solar panels

HCPS is working with the Harrisonburg Electric Commission to secure a grant.

Harrisonburg City Public Schools is taking steps toward installing solar panels at Bluestone Elementary as an alternative to fossil fuels. To secure funding, HCPS is attempting to work with the Harrisonburg Electric Commission to secure a grant.

“It’s a good way to demonstrate to those students at a young age the importance of renewable energy,” Brian O’Dell, the HEC general manager, said. “Anything generated renewably offsets anything that would be generated that’s carbon-based.”

Andy Kohen, vice chair of the Harrisonburg City School Board, said that the installation and panel costs would be funded through the grant.
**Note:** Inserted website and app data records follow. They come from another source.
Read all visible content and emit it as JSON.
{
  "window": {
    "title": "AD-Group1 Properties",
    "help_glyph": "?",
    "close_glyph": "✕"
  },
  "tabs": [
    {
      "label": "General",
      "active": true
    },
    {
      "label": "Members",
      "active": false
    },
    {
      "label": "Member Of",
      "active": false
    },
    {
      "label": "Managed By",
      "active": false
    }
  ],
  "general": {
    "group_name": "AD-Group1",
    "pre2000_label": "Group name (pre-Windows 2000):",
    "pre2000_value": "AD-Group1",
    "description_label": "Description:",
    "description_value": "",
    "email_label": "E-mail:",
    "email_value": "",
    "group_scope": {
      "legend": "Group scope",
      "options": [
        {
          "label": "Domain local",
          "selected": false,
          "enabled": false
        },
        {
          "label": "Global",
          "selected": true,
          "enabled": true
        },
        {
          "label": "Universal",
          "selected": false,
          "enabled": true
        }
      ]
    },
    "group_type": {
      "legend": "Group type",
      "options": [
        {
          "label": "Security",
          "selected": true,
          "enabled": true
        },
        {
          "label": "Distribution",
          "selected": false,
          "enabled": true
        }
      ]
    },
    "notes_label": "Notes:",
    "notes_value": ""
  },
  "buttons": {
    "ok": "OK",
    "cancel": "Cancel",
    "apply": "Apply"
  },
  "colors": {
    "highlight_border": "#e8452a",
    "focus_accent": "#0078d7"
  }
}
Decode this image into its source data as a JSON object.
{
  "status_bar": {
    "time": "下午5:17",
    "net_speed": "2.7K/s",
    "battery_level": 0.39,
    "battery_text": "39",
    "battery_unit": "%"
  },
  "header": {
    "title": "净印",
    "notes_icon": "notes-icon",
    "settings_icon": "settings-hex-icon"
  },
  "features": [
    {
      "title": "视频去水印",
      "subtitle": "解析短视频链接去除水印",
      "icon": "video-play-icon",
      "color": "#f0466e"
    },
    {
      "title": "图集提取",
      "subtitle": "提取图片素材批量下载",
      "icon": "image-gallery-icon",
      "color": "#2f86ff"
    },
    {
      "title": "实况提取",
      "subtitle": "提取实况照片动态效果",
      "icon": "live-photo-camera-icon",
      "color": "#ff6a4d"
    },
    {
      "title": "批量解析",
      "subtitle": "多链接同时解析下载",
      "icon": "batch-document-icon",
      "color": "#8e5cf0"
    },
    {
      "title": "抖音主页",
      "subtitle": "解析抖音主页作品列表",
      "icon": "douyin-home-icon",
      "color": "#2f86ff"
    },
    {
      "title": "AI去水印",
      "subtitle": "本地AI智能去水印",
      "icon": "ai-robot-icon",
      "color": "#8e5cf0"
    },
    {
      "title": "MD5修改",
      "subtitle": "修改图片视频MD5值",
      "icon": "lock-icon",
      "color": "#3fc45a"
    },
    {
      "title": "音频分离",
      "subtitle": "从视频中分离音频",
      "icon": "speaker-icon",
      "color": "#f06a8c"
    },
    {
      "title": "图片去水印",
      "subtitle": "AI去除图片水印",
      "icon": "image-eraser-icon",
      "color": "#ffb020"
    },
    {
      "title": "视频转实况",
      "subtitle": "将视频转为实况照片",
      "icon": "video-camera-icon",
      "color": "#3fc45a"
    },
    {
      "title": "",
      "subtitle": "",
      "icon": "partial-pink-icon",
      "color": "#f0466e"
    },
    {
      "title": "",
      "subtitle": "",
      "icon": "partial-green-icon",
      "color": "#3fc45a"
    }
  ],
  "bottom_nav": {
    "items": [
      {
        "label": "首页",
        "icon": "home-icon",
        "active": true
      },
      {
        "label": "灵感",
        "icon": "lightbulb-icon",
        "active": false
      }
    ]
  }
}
The school system would own and maintain the panels with either the grant money or school funding.

“It’s my personal hope that once this is arrived at ... a final agreement, it will be the first [of] many steps,” Kohen said. “It’s in the interest of the schools, the city of Harrisonburg and probably the planet to use as much non-fossil fuel energy as possible.”

An agreement contract has yet to be reached between HCPS and HEC. A motion was made and approved unanimously for the leadership of the school system to go forward with the conversation about this project in October by the school board. The timing and funding for the project are still to be determined. 

Augusta County Public Schools has a 20-year contract with Secure Futures, a solar developer based in Staunton. They placed the solar panels on-site with no upfront capital cost. 

Eric Curren, chief marketing officer at Secure Futures, said very few public school systems previously used solar panels because they couldn’t obtain the tax credit that many private companies and homeowners use. Secure Futures uses the tax credit as long as the schools use the solar panels.

Secure Futures, a for-profit company, owns and places the solar panels on the roofs of their schools. They operate differently than the HEC. Secure Futures operates the panels for 20 years and sell the schools the electricity. The school only pays the monthly electricity bill.

Curren said he expects solar panels to be more widespread in the future. The price of solar energy has decreased by 85% in the last 10 years and has the potential to be cheaper than coal or natural gas, Curran said.

Greg Troxell, the director of maintenance and operations for ACPS, was tasked to find out more information about putting solar panels into their school system last year. He looked into Albemarle County Public Schools, which had done work involving solar energy.

Secure Futures projected that ACPS could save $20,000 to $25,000 a year with the current solar energy project. It’s currently a year into the operation, so exact numbers aren’t available yet. 

The electric bill for the 18 buildings of ACPS is $2 million. About 20-30% of the energy in its county is produced by solar energy.

It’s not just an economic investment for ACPS. Teachers are trained in teaching students about solar energy, which is SOL compliant. On the students’ Chromebooks, there’s a solar monitor that students can see each day.

“For us, it’s the big three,” Troxell said. “Saving money, being good stewards of the environment and the education component — it’s a win-win for everybody.”

Contact Matthew Sasser at sasserma@dukes.jmu.edu. For more coverage of JMU and Harrisonburg news, follow the news desk on Twitter @BreezeNewsJMU.

Matthew Sasser is a sophomore writing, rhetoric, and technical communication major. Beyond writing, he enjoys skateboarding, playing bass guitar, ultimate frisbee and is an avid Taco Bell enthusiast.